## BRIEF
Across the entries below, tally every line that holds the word "Mendoza". Give only the tally.

====== INFORMATION GIVEN

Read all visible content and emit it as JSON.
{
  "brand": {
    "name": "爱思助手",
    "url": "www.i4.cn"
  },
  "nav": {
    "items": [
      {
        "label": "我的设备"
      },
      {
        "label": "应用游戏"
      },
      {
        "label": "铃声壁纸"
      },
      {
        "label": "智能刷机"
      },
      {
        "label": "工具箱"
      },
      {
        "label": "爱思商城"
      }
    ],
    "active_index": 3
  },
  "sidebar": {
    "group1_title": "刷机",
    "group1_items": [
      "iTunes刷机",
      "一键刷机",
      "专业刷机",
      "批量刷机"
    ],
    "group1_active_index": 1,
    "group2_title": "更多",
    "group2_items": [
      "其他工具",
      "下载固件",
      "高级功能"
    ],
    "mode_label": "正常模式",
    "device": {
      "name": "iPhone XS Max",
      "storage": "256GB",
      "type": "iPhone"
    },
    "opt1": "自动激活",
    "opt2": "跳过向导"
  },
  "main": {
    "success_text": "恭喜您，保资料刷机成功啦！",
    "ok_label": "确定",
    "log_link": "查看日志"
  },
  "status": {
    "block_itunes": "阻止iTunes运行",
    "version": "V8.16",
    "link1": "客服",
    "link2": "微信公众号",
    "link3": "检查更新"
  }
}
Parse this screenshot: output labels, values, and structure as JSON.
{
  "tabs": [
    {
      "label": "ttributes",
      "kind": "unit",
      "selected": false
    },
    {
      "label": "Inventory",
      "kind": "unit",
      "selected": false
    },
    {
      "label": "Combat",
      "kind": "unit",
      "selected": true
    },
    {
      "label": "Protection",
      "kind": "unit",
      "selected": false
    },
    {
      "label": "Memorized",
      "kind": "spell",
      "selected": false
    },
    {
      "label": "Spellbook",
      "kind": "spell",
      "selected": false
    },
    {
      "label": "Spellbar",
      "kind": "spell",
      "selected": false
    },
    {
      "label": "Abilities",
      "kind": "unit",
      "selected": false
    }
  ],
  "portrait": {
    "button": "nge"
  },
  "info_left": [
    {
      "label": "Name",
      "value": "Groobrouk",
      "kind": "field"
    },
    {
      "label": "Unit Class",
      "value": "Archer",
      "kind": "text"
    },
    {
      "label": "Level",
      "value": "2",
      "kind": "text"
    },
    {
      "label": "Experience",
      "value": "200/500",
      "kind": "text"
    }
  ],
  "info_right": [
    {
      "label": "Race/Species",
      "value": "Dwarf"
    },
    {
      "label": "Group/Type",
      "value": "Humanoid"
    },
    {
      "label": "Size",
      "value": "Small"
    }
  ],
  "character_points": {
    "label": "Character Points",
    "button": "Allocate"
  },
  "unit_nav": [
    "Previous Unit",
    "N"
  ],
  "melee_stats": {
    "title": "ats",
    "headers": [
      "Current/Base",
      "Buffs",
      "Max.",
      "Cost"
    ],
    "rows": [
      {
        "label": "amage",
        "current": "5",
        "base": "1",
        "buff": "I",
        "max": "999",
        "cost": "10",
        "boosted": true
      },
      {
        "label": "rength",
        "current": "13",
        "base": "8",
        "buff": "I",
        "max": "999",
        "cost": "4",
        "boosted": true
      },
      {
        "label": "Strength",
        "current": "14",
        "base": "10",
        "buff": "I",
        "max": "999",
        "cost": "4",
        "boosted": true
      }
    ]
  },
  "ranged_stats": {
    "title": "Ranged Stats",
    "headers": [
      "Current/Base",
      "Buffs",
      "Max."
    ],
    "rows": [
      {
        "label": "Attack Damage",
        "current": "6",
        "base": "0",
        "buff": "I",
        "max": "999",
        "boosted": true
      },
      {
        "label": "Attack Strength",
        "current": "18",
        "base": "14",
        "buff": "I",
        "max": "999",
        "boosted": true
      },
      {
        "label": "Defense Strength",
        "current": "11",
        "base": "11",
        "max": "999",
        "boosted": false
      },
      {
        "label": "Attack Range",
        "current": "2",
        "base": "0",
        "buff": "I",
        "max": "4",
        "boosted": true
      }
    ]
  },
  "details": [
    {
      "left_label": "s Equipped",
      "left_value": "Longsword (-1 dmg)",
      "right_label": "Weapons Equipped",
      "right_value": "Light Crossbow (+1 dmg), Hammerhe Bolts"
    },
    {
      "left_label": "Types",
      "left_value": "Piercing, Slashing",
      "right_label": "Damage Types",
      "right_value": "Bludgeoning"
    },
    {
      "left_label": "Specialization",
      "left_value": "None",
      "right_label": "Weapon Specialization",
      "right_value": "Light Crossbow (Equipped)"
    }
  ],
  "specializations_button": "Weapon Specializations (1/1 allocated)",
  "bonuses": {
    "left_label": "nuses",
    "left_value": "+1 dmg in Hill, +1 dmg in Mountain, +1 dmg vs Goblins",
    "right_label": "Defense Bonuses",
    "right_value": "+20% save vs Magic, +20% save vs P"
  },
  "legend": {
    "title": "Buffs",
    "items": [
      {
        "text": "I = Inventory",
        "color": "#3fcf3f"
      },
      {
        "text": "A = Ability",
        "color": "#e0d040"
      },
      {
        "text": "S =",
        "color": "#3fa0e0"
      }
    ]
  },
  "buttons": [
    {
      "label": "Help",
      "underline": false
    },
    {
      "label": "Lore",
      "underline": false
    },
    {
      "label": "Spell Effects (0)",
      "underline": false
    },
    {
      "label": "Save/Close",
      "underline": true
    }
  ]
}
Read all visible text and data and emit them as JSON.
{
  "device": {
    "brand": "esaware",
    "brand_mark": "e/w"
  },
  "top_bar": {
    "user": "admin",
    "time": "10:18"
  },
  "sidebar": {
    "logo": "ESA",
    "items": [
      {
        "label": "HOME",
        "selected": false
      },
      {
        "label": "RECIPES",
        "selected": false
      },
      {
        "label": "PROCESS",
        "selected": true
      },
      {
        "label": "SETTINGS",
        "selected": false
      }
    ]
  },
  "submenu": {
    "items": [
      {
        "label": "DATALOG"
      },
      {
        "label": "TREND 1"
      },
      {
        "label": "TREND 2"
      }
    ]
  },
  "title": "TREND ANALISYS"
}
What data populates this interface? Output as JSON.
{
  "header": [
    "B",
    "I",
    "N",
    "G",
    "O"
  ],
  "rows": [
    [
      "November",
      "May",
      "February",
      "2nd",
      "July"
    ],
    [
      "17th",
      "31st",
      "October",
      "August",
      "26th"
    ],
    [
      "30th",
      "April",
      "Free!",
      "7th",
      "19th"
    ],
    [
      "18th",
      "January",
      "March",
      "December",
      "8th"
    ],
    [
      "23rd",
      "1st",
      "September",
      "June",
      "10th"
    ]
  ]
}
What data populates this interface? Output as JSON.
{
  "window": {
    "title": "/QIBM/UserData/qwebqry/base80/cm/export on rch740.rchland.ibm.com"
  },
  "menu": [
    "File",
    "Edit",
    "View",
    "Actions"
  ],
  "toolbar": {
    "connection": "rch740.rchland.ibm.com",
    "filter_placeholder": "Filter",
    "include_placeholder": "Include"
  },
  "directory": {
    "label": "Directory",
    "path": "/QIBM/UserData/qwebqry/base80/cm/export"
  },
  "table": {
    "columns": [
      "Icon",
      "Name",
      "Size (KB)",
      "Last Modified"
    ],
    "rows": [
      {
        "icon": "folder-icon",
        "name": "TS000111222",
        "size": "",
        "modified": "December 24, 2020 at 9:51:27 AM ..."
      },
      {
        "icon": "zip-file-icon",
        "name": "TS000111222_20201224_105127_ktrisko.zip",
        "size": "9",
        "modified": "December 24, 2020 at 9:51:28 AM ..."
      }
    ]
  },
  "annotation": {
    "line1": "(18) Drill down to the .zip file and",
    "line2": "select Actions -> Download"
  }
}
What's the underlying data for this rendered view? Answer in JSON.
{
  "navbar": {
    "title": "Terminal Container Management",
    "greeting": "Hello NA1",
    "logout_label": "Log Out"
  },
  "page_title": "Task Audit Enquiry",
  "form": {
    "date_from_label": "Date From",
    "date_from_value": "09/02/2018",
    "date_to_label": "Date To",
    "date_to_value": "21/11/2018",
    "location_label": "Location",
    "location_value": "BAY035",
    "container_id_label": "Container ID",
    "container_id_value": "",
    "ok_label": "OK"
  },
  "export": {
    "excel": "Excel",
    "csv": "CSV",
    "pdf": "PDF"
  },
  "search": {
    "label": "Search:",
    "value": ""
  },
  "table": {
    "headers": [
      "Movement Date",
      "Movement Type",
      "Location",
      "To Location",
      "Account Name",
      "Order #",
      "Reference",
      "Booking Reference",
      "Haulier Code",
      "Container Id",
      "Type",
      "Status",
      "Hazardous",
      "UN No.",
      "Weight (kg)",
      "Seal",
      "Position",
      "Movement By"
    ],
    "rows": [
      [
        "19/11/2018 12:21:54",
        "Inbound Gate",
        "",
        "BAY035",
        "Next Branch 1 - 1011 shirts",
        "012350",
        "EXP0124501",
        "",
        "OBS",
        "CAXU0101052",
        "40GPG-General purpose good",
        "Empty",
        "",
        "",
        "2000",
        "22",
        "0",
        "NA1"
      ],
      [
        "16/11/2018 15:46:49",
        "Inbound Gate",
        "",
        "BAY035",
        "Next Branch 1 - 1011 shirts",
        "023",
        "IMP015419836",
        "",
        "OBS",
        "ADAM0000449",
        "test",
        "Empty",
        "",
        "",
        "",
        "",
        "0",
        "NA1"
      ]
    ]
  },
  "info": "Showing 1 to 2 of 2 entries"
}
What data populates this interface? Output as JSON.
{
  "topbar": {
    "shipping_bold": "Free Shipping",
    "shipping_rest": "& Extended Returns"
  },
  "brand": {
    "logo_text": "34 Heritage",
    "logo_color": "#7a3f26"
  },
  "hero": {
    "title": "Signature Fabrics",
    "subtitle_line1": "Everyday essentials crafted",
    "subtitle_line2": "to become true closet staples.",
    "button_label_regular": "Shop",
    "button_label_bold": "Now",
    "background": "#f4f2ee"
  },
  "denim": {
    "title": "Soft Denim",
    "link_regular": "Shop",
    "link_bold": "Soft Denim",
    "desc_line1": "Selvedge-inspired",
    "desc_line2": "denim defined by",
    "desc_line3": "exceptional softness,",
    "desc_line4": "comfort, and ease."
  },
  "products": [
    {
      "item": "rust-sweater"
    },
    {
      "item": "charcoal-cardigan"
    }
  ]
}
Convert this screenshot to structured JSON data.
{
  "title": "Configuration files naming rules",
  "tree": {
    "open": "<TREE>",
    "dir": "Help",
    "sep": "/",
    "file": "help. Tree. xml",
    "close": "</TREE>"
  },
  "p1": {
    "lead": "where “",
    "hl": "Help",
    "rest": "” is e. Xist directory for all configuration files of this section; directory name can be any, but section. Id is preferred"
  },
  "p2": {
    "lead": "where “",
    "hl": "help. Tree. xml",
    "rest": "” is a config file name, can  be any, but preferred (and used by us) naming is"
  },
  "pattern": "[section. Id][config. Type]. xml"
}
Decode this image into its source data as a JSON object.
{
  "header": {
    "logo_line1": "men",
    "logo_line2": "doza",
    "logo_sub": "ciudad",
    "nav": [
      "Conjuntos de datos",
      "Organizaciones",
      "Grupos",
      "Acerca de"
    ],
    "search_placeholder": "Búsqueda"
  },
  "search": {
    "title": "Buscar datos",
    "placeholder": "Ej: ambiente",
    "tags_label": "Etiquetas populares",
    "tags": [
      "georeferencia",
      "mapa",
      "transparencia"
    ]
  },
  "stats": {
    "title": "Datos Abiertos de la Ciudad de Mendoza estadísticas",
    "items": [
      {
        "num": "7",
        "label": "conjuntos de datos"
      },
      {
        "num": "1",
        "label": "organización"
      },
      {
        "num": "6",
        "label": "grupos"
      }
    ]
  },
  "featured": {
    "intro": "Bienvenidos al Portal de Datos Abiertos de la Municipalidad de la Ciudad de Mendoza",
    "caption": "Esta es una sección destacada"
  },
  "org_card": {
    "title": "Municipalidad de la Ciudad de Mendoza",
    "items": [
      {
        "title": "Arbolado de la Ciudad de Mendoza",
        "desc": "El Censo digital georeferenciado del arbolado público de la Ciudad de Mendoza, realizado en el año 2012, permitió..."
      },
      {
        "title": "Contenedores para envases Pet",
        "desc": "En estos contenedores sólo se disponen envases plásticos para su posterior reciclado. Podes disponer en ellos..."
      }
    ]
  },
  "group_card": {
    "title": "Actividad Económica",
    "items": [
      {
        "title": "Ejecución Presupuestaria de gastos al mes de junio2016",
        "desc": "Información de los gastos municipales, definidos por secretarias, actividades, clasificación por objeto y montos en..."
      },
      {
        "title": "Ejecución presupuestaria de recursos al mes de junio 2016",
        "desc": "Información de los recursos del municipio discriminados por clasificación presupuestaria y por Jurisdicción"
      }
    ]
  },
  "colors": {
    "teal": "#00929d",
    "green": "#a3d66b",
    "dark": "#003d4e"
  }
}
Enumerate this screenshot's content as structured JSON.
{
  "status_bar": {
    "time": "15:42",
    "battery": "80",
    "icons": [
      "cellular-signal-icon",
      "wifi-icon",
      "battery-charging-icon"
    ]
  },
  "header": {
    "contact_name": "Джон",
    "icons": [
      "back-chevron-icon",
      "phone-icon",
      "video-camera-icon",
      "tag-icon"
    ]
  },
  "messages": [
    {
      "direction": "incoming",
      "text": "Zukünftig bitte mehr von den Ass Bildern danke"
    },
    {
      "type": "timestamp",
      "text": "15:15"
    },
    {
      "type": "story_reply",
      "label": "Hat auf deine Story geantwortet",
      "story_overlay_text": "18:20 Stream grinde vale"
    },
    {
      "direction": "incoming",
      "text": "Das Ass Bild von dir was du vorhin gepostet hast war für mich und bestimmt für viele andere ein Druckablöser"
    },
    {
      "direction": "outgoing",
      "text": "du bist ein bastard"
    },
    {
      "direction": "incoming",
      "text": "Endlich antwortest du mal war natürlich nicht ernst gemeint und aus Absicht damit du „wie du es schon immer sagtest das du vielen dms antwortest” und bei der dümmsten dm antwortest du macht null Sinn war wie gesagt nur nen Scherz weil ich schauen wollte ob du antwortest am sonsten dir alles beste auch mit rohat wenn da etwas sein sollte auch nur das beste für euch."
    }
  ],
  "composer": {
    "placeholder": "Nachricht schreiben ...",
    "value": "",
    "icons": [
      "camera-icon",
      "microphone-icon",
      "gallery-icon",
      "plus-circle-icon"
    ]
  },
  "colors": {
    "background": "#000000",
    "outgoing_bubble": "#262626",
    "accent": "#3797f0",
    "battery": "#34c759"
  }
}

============

## WORKED SOLUTION
5